While enthusiastic and fierce about pro-democracy activism, Yeon-ok does not quite understand who she is and what she really wants. She runs into a fellow student Jeong-min in the school library, who cares nothing about student activism and enjoys reading and watching baseball. Jeong-min, played by Jo Jae-hyun, is only interested in fulfilling self-interest, and is not ashamed to be that way. 
A scene from the play “Thursday Romance” (Seoul Arts Center)
A scene from the play “Thursday Romance” (Seoul Arts Center)

In spite of their apparent differences, however, the two were attracted to each other in the past. Their relationship involved both sex and friendship, neither of them wanting it to be too serious.

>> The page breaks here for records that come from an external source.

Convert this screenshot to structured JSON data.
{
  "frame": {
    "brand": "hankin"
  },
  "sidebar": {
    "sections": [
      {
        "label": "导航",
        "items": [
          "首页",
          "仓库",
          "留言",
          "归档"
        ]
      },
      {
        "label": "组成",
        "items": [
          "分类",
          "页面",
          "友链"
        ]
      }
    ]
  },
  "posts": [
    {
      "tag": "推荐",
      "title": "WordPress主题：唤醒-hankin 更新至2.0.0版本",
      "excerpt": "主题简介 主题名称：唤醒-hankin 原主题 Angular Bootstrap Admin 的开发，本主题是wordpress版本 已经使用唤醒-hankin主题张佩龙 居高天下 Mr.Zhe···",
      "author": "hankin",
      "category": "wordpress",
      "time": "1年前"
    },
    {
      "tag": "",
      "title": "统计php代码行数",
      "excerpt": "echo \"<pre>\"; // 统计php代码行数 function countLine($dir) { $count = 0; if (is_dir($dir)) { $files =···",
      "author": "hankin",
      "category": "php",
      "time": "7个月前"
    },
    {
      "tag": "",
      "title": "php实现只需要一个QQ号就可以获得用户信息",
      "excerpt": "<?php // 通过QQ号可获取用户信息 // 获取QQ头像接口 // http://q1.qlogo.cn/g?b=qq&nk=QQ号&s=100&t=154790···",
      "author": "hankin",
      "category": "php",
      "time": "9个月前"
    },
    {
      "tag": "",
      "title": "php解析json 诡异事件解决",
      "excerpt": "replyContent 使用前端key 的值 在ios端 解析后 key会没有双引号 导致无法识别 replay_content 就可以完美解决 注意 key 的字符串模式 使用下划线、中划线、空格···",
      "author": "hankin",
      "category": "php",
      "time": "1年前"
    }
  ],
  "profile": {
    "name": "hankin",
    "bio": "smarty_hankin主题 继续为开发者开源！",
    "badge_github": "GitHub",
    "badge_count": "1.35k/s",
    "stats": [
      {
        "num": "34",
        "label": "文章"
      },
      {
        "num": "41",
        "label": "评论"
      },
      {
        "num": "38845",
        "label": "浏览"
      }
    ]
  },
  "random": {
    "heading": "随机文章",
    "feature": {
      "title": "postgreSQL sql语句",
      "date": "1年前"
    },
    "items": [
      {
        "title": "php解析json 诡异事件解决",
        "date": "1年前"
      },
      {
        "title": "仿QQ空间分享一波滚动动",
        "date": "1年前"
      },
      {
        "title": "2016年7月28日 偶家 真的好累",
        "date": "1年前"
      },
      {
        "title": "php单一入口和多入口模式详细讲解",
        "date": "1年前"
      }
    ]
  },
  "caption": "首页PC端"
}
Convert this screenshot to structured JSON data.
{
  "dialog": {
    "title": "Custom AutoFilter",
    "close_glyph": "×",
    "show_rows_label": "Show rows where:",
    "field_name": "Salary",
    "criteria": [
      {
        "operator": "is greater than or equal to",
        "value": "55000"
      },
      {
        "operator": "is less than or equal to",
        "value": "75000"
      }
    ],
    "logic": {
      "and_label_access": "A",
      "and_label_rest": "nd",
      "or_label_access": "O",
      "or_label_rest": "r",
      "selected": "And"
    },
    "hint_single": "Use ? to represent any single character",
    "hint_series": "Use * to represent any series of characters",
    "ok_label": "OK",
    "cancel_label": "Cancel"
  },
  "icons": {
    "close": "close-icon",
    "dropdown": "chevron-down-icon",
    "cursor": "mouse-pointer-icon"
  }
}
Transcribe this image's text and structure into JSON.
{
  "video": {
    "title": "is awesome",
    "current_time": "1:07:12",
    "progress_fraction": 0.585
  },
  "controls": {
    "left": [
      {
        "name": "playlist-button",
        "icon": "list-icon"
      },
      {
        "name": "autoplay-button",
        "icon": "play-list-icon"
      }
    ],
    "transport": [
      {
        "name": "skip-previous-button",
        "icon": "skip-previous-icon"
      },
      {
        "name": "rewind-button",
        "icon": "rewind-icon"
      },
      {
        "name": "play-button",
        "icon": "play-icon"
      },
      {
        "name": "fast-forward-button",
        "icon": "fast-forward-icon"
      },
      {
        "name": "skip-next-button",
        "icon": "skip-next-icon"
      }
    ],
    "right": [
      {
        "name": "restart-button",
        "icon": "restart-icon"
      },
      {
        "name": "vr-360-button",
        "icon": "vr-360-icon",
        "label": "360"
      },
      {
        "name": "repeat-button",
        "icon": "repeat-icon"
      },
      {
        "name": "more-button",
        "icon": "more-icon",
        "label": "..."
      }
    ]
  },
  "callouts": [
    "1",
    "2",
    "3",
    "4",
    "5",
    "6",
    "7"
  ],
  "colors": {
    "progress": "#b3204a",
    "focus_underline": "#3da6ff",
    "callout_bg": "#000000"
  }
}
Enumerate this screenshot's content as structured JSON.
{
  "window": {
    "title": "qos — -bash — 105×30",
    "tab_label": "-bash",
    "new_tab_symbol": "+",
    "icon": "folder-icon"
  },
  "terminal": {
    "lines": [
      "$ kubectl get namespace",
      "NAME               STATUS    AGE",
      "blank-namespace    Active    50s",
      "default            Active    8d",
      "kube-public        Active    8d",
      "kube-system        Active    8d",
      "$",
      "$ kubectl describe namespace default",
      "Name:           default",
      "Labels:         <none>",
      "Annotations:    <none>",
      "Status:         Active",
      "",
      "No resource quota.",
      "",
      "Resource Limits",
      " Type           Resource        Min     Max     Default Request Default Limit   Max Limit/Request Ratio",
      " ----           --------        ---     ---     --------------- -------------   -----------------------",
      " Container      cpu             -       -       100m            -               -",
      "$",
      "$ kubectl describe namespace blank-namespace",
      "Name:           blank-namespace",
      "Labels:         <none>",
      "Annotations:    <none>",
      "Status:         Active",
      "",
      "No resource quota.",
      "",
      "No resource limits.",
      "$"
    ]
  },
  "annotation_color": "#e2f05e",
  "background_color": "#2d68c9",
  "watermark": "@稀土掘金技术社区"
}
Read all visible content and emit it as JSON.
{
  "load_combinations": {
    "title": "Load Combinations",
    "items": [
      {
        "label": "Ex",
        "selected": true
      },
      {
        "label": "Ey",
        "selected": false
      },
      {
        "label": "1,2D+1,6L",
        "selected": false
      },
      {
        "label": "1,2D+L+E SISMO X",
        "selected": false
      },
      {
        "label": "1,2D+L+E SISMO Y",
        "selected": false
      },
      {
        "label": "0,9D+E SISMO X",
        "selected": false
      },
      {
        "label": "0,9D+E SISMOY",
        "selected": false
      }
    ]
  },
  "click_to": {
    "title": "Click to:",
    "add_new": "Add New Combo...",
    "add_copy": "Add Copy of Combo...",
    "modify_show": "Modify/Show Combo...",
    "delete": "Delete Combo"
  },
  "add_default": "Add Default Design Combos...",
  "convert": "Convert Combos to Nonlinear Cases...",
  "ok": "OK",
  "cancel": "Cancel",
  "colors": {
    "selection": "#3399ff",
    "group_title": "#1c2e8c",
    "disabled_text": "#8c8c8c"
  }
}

Now, some 30 years later, Jeong-min, who is now a respected scholar in history, suggests he and Yeon-ok have five “weekly discussion sessions” every Thursday ― talking about different themes each week. The themes include courage, history, death, the act of writing, and memories. The play starts on a cheerful and humorous tone, becoming increasingly serious and emotional as the two reveal the truths about their shared past.

But the play is not meant to be a tearjerker. Both Yeon-ok and Jeong-min are irresponsible individuals, mostly because they are afraid, not because they are selfish. When Yeon-ok first finds out she was pregnant with Jeong-min’s baby, she receives a letter from him that he is engaged to another woman. Afraid to find out how he’d react, Yeon-ok chooses not to tell him about the pregnancy and has the baby alone.

Once her daughter Yi-gyeong is born, however, Yeon-ok feels pressured and scared to take on the role of a mother. She tells Jeong-min about their daughter out of the blue, and goes off to dangerous war-torn zones to cover military conflicts overseas. Their daughter, Yi-gyeong, ends up being raised by her grandmother. Jeong-min, while aware of his daughter’s existence, rarely makes an effort to see her or take care of her.

In the present day, both Jeong-min and Yeon-ok find it difficult to approach their young, angry daughter. The fragile teen works at a small cafe and it’s obvious that she’s a high school drop-out. What Yi-gyeong criticizes her parents about and asks from them is logical and reasonable. This, ironically, makes the two grown-ups look immature, in spite of their successful careers and accumulated knowledge.

The play does not praise or criticize the system of marriage. Nor does it only explore the theme of love. Rather, it’s a tale of the growing up of two already grown-ups, who, in the end, learn to understand who they are and how to be honest with their wants and needs, and why it’s important to swallow fears and doubts and do what is hard.

“Thursday Romance” runs until Dec. 30 at Jayu Theater of Seoul Arts Center. Tickets range from 35,000 won to 50,000 won. For more information, call (02) 580-1300.

By Claire Lee (
Korea Herald daum